  5. Building up your networks and experience of the writing world may help, though don’t over-emphasise the importance of developing your “platform”

The main difference between the two surveys is Shimmin’s emphasis on networking and contacts, which Hines concludes is not so important. However, this seems to be a question of interpretation, rather than numbers. Their data is similar, indicating that around a quarter of successful submissions went through contacts.

Beans Talk – Scrivener’s Forge 10

This is my response to the Scrivener’s Forge 10 exercise on point of view

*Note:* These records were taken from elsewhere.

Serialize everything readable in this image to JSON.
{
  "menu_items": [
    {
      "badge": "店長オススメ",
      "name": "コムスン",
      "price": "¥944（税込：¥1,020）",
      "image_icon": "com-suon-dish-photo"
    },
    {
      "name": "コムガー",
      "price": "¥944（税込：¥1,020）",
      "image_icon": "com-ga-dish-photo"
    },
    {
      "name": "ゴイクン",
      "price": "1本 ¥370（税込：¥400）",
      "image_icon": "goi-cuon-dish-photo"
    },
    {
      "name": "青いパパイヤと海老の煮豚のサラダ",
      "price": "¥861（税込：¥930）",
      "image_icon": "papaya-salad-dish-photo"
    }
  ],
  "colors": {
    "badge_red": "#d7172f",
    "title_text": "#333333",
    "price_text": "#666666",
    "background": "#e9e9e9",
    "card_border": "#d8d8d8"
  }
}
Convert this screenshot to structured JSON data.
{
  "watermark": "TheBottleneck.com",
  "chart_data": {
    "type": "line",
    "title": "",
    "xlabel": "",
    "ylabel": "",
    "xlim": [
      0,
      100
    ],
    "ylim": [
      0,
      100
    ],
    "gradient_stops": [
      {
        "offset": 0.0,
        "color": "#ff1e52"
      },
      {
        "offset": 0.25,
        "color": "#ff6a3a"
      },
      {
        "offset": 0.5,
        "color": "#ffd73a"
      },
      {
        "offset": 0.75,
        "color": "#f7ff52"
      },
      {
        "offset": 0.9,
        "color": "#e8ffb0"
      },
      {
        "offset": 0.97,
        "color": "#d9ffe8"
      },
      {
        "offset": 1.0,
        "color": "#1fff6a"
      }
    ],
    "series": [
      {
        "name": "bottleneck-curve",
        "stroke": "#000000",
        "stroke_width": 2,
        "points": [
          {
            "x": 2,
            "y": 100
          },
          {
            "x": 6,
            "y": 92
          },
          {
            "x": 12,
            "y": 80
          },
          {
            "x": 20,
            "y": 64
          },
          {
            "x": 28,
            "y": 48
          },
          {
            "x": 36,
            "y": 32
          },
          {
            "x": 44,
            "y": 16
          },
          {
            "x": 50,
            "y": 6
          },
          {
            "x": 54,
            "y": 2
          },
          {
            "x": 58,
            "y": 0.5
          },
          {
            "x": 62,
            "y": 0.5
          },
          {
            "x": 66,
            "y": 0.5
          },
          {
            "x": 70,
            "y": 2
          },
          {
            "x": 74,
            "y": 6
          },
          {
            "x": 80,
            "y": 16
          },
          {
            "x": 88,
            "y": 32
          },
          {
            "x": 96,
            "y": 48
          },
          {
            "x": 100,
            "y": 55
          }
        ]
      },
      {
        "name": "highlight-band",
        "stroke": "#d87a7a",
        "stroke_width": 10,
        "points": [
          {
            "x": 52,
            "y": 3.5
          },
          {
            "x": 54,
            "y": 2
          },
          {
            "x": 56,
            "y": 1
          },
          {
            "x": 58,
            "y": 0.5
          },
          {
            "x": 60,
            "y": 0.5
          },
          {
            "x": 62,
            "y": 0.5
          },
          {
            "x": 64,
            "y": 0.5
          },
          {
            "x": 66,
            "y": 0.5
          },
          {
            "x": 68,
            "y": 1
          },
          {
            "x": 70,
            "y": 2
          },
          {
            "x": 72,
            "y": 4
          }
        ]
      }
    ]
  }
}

jack-giant-800
Storynory.com

 

 

The boy was bad, clean bad, all the way through. Everybody knew it. Take the three bears, for example. He’d broken into their house, scarfed their porridge, and smashed up their furniture. Officer Krupke had called in Jack’s mother to give her a final warning – one more incident and the lad was headed for prison.

Bears, of course, are cuddly. Who doesn’t love a bear? It’s not the same with giants. When folk see me coming, they run and hide. And yeah, I can understand – I’m ugly and, if I don’t look where I’m going, I crush little creatures underfoot and topple small trees.

So it wasn’t really a surprise when Officer Krupke didn’t even bother turn up when I phoned in the complaint about Jack. Just said he’d file a report. So much for one more incident! The little bugger had sold his mother’s only cow for a handful of magic beans. Was out of his skull on them, otherwise he wouldn’t have dared worm and squirm his way into a giant’s home.

I guessed someone had broken in when my hoard of gold coins went missing. Yeah, I suspected Jack but I couldn’t prove it. So I got no help from the cops.

“Dust for prints, you can at least do that” I shouted into the tin can, making the string vibrate.

“You’ve been watching too much TV,” Krupke said. I could tell he was wondering where I’d got the gold coins from in the first place. Things have never been cool between me and the cops since I beat the crap out of that kid David for coming after me with a slingshot. Once you have a record, you never get a fair shake.

Anyhow, I sat guard after that. And sure enough, two days later there was Jack squeezing his scrawny little shoulders in through the burglar bars.  I kept mum to see what he’d do. He was hopped up on magic beans, eyes big, like one of those creatures, wombats or tasers or something. The kid knew what he was looking for, made straight for the hen house. Which is where I keep the goose.

Twelve years of experiments that goose cost me until I perfected a breed that deposited gold in the shell of her eggs. And Jack had her under his arm. That’s when I jumped out.

Well, the rest you’ve heard already. When the boy disappeared, his mother called the police. And they came straight to me because I’d made threats, so they said, found Jack locked in my basement. Suddenly I was the villain!

So that’s how come I’m in the slammer. And Jack? They say he and his ma moved to an executive home in that new development by the river. Like I don’t understand where they got the money for that! He steals my golden goose and I’m doing time? Yeah, right!

Friday Fictioneers – Reflection

fridays-moon-ted-strutz
Photo Prompt © Ted Strutz

“My eyes, something’s happened to my eyes.”

The other passengers shrank back, in case my illness proved catching. If I could see that action, my sight was okay. So, it wasn’t me, it was the world. Something had happened to the world.

I felt the ferry’s engine as a bass vibration in my legs. But we weren’t receding from land. The moon hung motionless in the sky and the reflections from the old customs house on the wharf didn’t shimmer on the stilled waves.

A figure wrapped in a shawl bent close. “You needn’t leave. Go back to her.”

 

Friday fictioneers is a weekly challenge set by Rochelle Wisoff Fields to write a 100-word story in response to a photo prompt. You can find other stories here.

Fancy sharpening your skill with writing exercises? The Scrivener’s Forge offers a new exercise every month to hone one aspect of your craft. Take a look at this month’s exercise on point of view.